[Entries from a dataset of interfaces]
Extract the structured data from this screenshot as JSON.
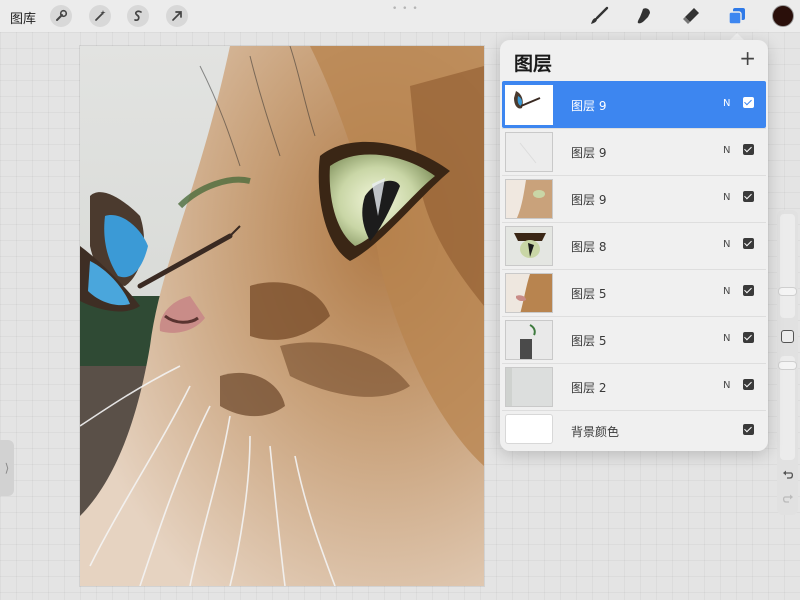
{
  "app": {
    "gallery_label": "图库",
    "toolbar_icons": [
      "wrench-icon",
      "magic-wand-icon",
      "selection-icon",
      "transform-arrow-icon"
    ],
    "right_tools": [
      "brush-icon",
      "smudge-icon",
      "eraser-icon",
      "layers-icon"
    ],
    "current_color": "#2a0f0a",
    "accent": "#3d86f0"
  },
  "layers_panel": {
    "title": "图层",
    "add_symbol": "+",
    "layers": [
      {
        "name": "图层 9",
        "blend": "N",
        "visible": true,
        "active": true
      },
      {
        "name": "图层 9",
        "blend": "N",
        "visible": true,
        "active": false
      },
      {
        "name": "图层 9",
        "blend": "N",
        "visible": true,
        "active": false
      },
      {
        "name": "图层 8",
        "blend": "N",
        "visible": true,
        "active": false
      },
      {
        "name": "图层 5",
        "blend": "N",
        "visible": true,
        "active": false
      },
      {
        "name": "图层 5",
        "blend": "N",
        "visible": true,
        "active": false
      },
      {
        "name": "图层 2",
        "blend": "N",
        "visible": true,
        "active": false
      }
    ],
    "background": {
      "name": "背景颜色",
      "visible": true
    }
  },
  "sidebar": {
    "left_tab_glyph": "⟩"
  }
}
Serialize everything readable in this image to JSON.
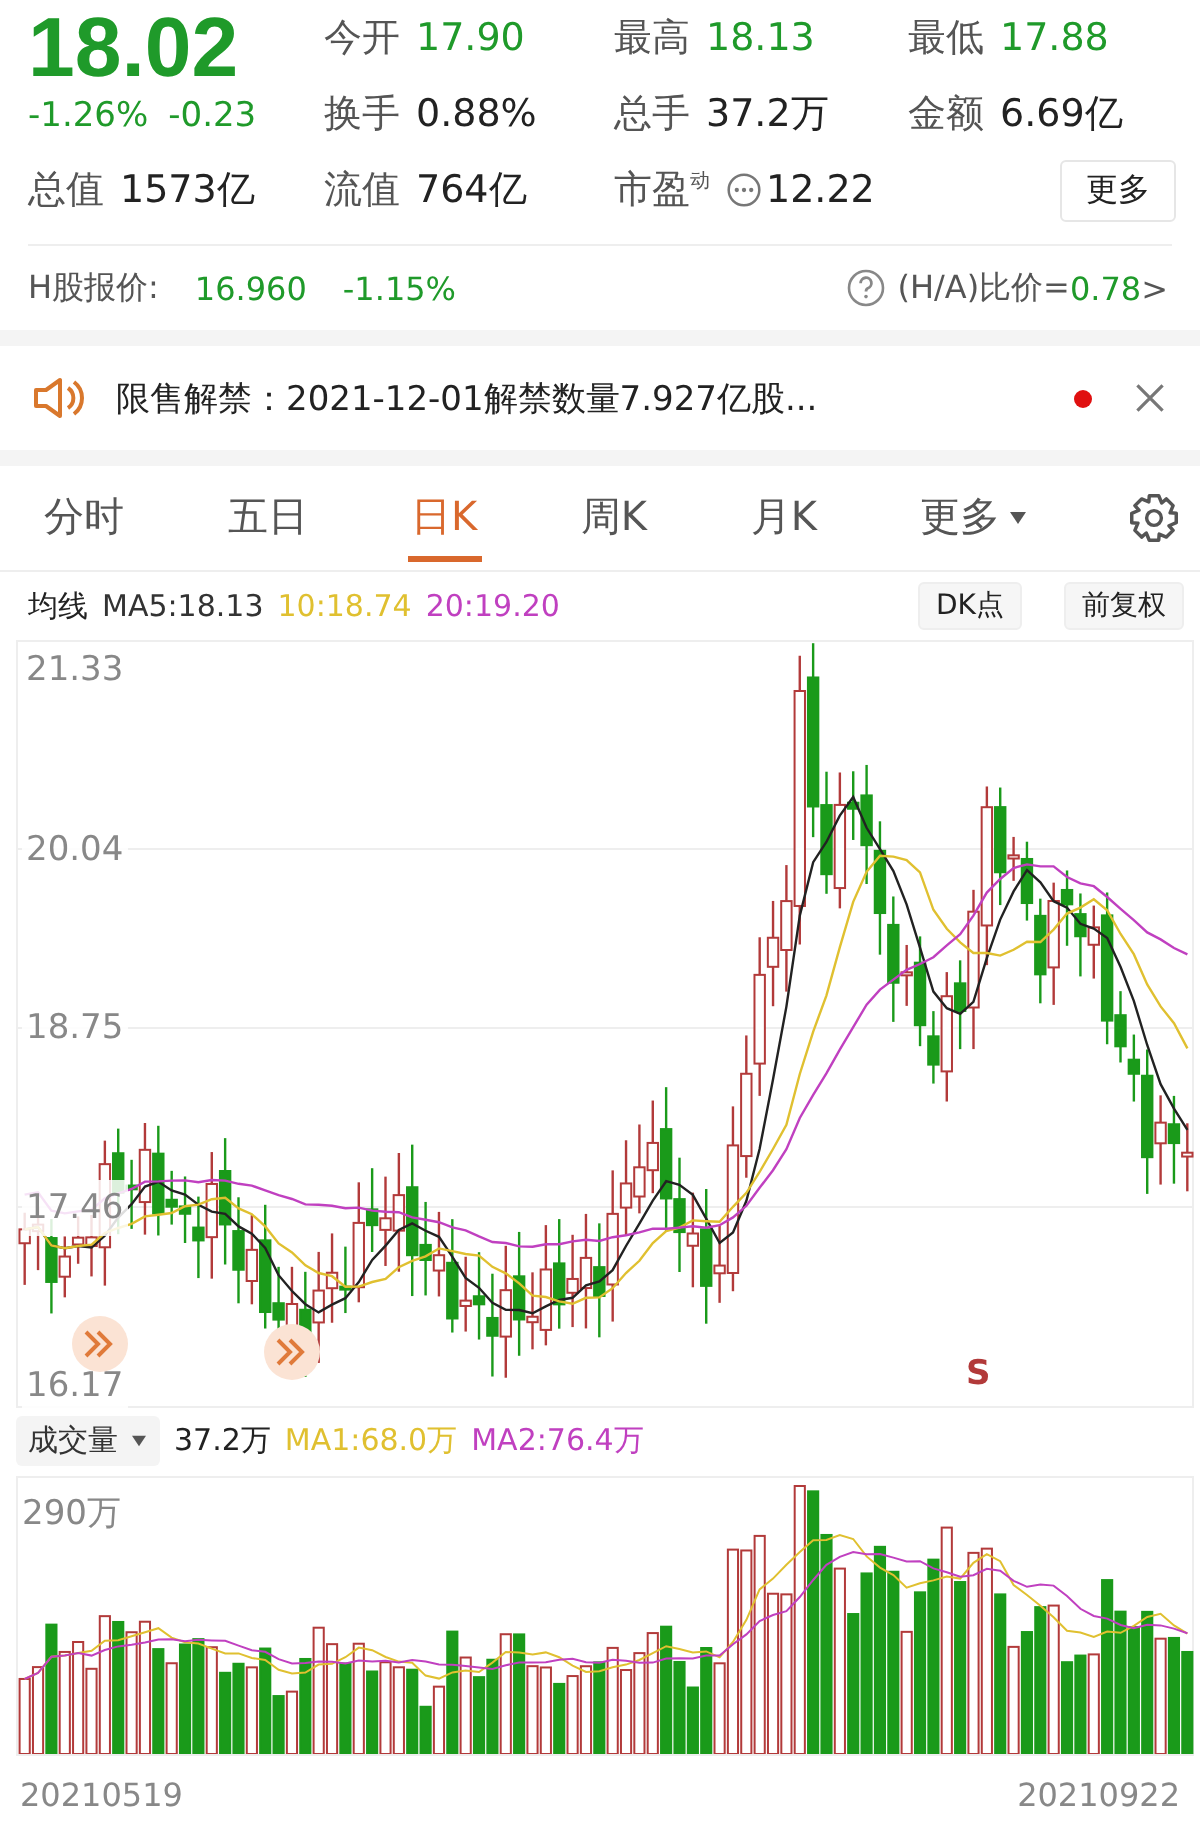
{
  "quote": {
    "price": "18.02",
    "change_pct": "-1.26%",
    "change": "-0.23",
    "color": "#1f9a2a"
  },
  "stats": [
    {
      "label": "今开",
      "value": "17.90",
      "color": "#1f9a2a",
      "kind": "plain"
    },
    {
      "label": "最高",
      "value": "18.13",
      "color": "#1f9a2a",
      "kind": "plain"
    },
    {
      "label": "最低",
      "value": "17.88",
      "color": "#1f9a2a",
      "kind": "plain"
    },
    {
      "label": "换手",
      "value": "0.88%",
      "color": "#222222",
      "kind": "plain"
    },
    {
      "label": "总手",
      "value": "37.2万",
      "color": "#222222",
      "kind": "plain"
    },
    {
      "label": "金额",
      "value": "6.69亿",
      "color": "#222222",
      "kind": "plain"
    },
    {
      "label": "总值",
      "value": "1573亿",
      "color": "#222222",
      "kind": "plain"
    },
    {
      "label": "流值",
      "value": "764亿",
      "color": "#222222",
      "kind": "plain"
    },
    {
      "label": "市盈$^{动}$",
      "value": "12.22",
      "color": "#222222",
      "kind": "with_icon"
    }
  ],
  "more_button": "更多",
  "h_share": {
    "label": "H股报价:",
    "price": "16.960",
    "change": "-1.15%",
    "ratio_label": "(H/A)比价=",
    "ratio_value": "0.78",
    "arrow": ">"
  },
  "notice": {
    "text": "限售解禁：2021-12-01解禁数量7.927亿股...",
    "unread": true
  },
  "tabs": [
    {
      "label": "分时",
      "selected": false,
      "kind": "plain"
    },
    {
      "label": "五日",
      "selected": false,
      "kind": "plain"
    },
    {
      "label": "日K",
      "selected": true,
      "kind": "plain"
    },
    {
      "label": "周K",
      "selected": false,
      "kind": "plain"
    },
    {
      "label": "月K",
      "selected": false,
      "kind": "plain"
    },
    {
      "label": "更多",
      "selected": false,
      "kind": "dropdown"
    }
  ],
  "ma_legend": {
    "title": "均线",
    "items": [
      {
        "text": "MA5:18.13",
        "color": "#333333"
      },
      {
        "text": "10:18.74",
        "color": "#e0c030"
      },
      {
        "text": "20:19.20",
        "color": "#c040c0"
      }
    ],
    "buttons": [
      "DK点",
      "前复权"
    ]
  },
  "price_chart": {
    "y_labels": [
      "21.33",
      "20.04",
      "18.75",
      "17.46",
      "16.17"
    ],
    "signal": "S"
  },
  "volume": {
    "selector": "成交量",
    "value": "37.2万",
    "items": [
      {
        "text": "MA1:68.0万",
        "color": "#e0c030"
      },
      {
        "text": "MA2:76.4万",
        "color": "#c040c0"
      }
    ],
    "y_label": "290万",
    "dates": [
      "20210519",
      "20210922"
    ]
  }
}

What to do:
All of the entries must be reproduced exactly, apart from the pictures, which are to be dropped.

Task output:
Extract the structured data from this screenshot as JSON.
{
  "app": {
    "gallery_label": "图库",
    "toolbar_icons": [
      "wrench-icon",
      "magic-wand-icon",
      "selection-icon",
      "transform-arrow-icon"
    ],
    "right_tools": [
      "brush-icon",
      "smudge-icon",
      "eraser-icon",
      "layers-icon"
    ],
    "current_color": "#2a0f0a",
    "accent": "#3d86f0"
  },
  "layers_panel": {
    "title": "图层",
    "add_symbol": "+",
    "layers": [
      {
        "name": "图层 9",
        "blend": "N",
        "visible": true,
        "active": true
      },
      {
        "name": "图层 9",
        "blend": "N",
        "visible": true,
        "active": false
      },
      {
        "name": "图层 9",
        "blend": "N",
        "visible": true,
        "active": false
      },
      {
        "name": "图层 8",
        "blend": "N",
        "visible": true,
        "active": false
      },
      {
        "name": "图层 5",
        "blend": "N",
        "visible": true,
        "active": false
      },
      {
        "name": "图层 5",
        "blend": "N",
        "visible": true,
        "active": false
      },
      {
        "name": "图层 2",
        "blend": "N",
        "visible": true,
        "active": false
      }
    ],
    "background": {
      "name": "背景颜色",
      "visible": true
    }
  },
  "sidebar": {
    "left_tab_glyph": "⟩"
  }
}
Serialize everything readable in this image to JSON.
{
  "quote": {
    "price": "18.02",
    "change_pct": "-1.26%",
    "change": "-0.23",
    "color": "#1f9a2a"
  },
  "stats": [
    {
      "label": "今开",
      "value": "17.90",
      "color": "#1f9a2a",
      "kind": "plain"
    },
    {
      "label": "最高",
      "value": "18.13",
      "color": "#1f9a2a",
      "kind": "plain"
    },
    {
      "label": "最低",
      "value": "17.88",
      "color": "#1f9a2a",
      "kind": "plain"
    },
    {
      "label": "换手",
      "value": "0.88%",
      "color": "#222222",
      "kind": "plain"
    },
    {
      "label": "总手",
      "value": "37.2万",
      "color": "#222222",
      "kind": "plain"
    },
    {
      "label": "金额",
      "value": "6.69亿",
      "color": "#222222",
      "kind": "plain"
    },
    {
      "label": "总值",
      "value": "1573亿",
      "color": "#222222",
      "kind": "plain"
    },
    {
      "label": "流值",
      "value": "764亿",
      "color": "#222222",
      "kind": "plain"
    },
    {
      "label": "市盈$^{动}$",
      "value": "12.22",
      "color": "#222222",
      "kind": "with_icon"
    }
  ],
  "more_button": "更多",
  "h_share": {
    "label": "H股报价:",
    "price": "16.960",
    "change": "-1.15%",
    "ratio_label": "(H/A)比价=",
    "ratio_value": "0.78",
    "arrow": ">"
  },
  "notice": {
    "text": "限售解禁：2021-12-01解禁数量7.927亿股...",
    "unread": true
  },
  "tabs": [
    {
      "label": "分时",
      "selected": false,
      "kind": "plain"
    },
    {
      "label": "五日",
      "selected": false,
      "kind": "plain"
    },
    {
      "label": "日K",
      "selected": true,
      "kind": "plain"
    },
    {
      "label": "周K",
      "selected": false,
      "kind": "plain"
    },
    {
      "label": "月K",
      "selected": false,
      "kind": "plain"
    },
    {
      "label": "更多",
      "selected": false,
      "kind": "dropdown"
    }
  ],
  "ma_legend": {
    "title": "均线",
    "items": [
      {
        "text": "MA5:18.13",
        "color": "#333333"
      },
      {
        "text": "10:18.74",
        "color": "#e0c030"
      },
      {
        "text": "20:19.20",
        "color": "#c040c0"
      }
    ],
    "buttons": [
      "DK点",
      "前复权"
    ]
  },
  "price_chart": {
    "y_labels": [
      "21.33",
      "20.04",
      "18.75",
      "17.46",
      "16.17"
    ],
    "signal": "S"
  },
  "volume": {
    "selector": "成交量",
    "value": "37.2万",
    "items": [
      {
        "text": "MA1:68.0万",
        "color": "#e0c030"
      },
      {
        "text": "MA2:76.4万",
        "color": "#c040c0"
      }
    ],
    "y_label": "290万",
    "dates": [
      "20210519",
      "20210922"
    ]
  }
}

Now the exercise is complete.